**WHAT YOU ARE ASKED TO DO**
Reproduce exactly, from the line containing "Enumerate this screenshot's", every line down to the end of the data below.
━━ RECORDS SHOWN ━━
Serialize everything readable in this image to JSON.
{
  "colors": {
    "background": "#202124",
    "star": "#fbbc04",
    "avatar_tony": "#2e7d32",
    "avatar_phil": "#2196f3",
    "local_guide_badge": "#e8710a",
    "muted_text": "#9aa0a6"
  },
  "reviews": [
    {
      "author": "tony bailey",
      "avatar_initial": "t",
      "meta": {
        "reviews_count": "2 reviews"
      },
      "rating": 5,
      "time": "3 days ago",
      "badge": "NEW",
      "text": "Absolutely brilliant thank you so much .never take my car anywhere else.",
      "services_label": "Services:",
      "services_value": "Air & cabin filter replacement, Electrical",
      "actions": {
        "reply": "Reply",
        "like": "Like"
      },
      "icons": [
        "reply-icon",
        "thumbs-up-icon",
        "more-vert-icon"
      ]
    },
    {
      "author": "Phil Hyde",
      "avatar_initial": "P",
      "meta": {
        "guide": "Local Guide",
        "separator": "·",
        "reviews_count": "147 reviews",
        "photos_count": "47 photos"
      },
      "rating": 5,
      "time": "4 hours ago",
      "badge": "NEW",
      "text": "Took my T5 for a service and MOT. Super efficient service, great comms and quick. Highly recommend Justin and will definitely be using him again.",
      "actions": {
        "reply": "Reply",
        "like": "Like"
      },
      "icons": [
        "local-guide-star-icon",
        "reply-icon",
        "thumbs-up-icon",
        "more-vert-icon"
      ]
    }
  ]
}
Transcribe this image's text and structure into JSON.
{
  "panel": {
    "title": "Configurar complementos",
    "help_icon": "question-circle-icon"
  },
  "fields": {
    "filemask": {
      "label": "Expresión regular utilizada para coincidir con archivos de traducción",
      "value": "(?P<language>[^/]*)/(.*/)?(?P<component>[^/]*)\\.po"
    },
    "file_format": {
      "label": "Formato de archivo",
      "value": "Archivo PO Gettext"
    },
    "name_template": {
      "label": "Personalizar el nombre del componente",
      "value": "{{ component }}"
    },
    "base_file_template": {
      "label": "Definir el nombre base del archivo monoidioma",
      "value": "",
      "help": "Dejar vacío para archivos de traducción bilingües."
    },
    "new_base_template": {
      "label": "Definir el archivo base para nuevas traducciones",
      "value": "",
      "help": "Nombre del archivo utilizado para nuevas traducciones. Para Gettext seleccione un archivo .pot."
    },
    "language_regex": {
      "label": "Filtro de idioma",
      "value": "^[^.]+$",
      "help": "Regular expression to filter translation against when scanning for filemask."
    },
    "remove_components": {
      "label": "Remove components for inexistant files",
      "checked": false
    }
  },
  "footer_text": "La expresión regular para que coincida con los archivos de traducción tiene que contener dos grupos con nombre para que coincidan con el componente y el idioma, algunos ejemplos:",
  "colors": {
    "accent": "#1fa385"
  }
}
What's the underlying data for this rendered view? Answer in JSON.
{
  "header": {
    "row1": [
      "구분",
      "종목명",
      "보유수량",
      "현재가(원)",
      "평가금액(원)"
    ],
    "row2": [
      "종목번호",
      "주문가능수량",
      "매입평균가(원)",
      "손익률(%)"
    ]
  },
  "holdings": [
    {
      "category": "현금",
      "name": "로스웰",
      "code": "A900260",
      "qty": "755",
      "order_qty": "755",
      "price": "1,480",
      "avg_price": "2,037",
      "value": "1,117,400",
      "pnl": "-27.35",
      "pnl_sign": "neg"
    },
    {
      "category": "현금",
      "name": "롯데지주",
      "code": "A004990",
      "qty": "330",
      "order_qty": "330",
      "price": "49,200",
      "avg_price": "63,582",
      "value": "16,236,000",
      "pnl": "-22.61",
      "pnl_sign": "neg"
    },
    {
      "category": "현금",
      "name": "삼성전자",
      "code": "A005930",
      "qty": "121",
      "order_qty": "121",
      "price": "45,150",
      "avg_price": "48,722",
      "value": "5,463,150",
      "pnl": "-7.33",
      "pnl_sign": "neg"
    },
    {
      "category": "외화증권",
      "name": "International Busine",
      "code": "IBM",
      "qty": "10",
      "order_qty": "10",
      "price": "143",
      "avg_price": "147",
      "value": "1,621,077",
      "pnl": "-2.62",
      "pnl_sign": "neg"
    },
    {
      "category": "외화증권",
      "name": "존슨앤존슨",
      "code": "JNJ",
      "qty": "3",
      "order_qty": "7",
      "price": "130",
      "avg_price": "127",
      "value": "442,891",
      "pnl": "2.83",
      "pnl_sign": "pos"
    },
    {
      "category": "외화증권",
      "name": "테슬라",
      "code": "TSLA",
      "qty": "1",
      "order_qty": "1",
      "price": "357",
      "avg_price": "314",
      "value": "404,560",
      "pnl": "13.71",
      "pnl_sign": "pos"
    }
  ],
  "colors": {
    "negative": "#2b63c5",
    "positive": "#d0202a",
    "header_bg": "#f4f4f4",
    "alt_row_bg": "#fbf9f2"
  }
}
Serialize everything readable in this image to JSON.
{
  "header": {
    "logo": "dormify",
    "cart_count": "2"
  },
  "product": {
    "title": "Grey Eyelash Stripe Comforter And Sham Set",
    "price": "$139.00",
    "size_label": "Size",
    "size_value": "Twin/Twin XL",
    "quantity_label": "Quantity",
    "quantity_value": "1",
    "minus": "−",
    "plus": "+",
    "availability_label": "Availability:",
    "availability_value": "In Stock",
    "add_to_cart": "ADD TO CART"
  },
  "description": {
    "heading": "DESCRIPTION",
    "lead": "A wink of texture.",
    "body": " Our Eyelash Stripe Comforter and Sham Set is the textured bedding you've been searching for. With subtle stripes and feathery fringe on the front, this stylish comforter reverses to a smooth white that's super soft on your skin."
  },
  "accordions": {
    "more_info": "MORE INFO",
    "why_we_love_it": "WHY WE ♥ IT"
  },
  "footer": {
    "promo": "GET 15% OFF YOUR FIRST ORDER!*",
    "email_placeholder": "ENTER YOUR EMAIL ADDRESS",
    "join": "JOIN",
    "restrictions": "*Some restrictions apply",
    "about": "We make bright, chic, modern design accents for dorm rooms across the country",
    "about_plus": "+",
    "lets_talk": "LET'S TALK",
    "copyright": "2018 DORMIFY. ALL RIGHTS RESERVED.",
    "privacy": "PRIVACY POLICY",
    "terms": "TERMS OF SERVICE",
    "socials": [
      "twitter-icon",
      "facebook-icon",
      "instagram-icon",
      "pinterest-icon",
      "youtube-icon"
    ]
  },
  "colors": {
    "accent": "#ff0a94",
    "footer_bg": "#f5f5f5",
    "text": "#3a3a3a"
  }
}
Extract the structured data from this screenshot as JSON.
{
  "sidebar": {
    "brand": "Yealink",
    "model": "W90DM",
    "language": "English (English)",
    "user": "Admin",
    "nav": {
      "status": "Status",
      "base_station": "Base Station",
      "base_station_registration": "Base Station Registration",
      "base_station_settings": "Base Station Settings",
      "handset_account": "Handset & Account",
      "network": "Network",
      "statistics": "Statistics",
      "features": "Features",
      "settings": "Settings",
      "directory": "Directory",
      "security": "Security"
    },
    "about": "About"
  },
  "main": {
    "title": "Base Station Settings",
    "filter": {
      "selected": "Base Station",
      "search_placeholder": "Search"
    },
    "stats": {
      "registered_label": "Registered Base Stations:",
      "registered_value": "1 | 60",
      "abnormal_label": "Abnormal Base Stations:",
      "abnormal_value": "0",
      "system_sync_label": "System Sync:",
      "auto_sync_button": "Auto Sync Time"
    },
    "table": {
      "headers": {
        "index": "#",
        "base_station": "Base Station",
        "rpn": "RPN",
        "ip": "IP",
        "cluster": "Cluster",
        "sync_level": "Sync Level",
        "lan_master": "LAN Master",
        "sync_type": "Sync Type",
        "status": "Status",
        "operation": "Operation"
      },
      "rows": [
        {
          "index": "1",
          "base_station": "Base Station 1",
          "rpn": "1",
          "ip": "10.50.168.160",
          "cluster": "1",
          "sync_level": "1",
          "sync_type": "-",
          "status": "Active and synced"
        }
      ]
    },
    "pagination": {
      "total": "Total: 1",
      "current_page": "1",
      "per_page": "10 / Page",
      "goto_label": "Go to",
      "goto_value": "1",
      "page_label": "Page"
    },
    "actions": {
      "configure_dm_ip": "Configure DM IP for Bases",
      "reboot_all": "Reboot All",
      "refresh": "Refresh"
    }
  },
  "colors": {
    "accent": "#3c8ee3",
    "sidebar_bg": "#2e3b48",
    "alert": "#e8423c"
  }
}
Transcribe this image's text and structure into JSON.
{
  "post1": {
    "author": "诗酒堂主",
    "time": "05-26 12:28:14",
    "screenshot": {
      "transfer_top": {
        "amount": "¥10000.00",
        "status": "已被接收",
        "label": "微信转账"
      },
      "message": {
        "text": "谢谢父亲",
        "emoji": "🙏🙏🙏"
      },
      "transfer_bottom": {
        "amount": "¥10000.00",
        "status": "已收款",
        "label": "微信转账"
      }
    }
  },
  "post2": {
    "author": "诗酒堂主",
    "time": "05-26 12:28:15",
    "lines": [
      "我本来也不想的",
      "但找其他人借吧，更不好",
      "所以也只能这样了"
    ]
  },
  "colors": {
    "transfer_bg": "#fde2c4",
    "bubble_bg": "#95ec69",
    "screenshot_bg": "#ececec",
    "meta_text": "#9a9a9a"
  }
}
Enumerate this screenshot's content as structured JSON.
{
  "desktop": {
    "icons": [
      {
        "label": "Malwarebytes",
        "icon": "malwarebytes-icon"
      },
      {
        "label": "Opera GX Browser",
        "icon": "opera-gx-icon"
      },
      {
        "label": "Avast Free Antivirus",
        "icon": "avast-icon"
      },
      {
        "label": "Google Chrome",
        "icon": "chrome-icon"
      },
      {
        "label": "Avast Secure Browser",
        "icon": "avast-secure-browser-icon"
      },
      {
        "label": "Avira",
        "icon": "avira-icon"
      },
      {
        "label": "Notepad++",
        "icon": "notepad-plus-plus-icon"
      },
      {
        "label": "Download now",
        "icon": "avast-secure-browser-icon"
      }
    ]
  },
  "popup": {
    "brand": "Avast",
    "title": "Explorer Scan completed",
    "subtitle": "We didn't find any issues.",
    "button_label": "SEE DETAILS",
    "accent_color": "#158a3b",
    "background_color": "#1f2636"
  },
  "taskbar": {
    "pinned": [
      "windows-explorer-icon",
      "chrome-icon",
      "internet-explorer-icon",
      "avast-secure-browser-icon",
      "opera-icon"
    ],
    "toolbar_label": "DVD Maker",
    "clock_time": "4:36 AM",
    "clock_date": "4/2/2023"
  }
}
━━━
**YOUR SOLUTION**
Enumerate this screenshot's content as structured JSON.
{
  "desktop": {
    "icons": [
      {
        "label": "Malwarebytes",
        "icon": "malwarebytes-icon"
      },
      {
        "label": "Opera GX Browser",
        "icon": "opera-gx-icon"
      },
      {
        "label": "Avast Free Antivirus",
        "icon": "avast-icon"
      },
      {
        "label": "Google Chrome",
        "icon": "chrome-icon"
      },
      {
        "label": "Avast Secure Browser",
        "icon": "avast-secure-browser-icon"
      },
      {
        "label": "Avira",
        "icon": "avira-icon"
      },
      {
        "label": "Notepad++",
        "icon": "notepad-plus-plus-icon"
      },
      {
        "label": "Download now",
        "icon": "avast-secure-browser-icon"
      }
    ]
  },
  "popup": {
    "brand": "Avast",
    "title": "Explorer Scan completed",
    "subtitle": "We didn't find any issues.",
    "button_label": "SEE DETAILS",
    "accent_color": "#158a3b",
    "background_color": "#1f2636"
  },
  "taskbar": {
    "pinned": [
      "windows-explorer-icon",
      "chrome-icon",
      "internet-explorer-icon",
      "avast-secure-browser-icon",
      "opera-icon"
    ],
    "toolbar_label": "DVD Maker",
    "clock_time": "4:36 AM",
    "clock_date": "4/2/2023"
  }
}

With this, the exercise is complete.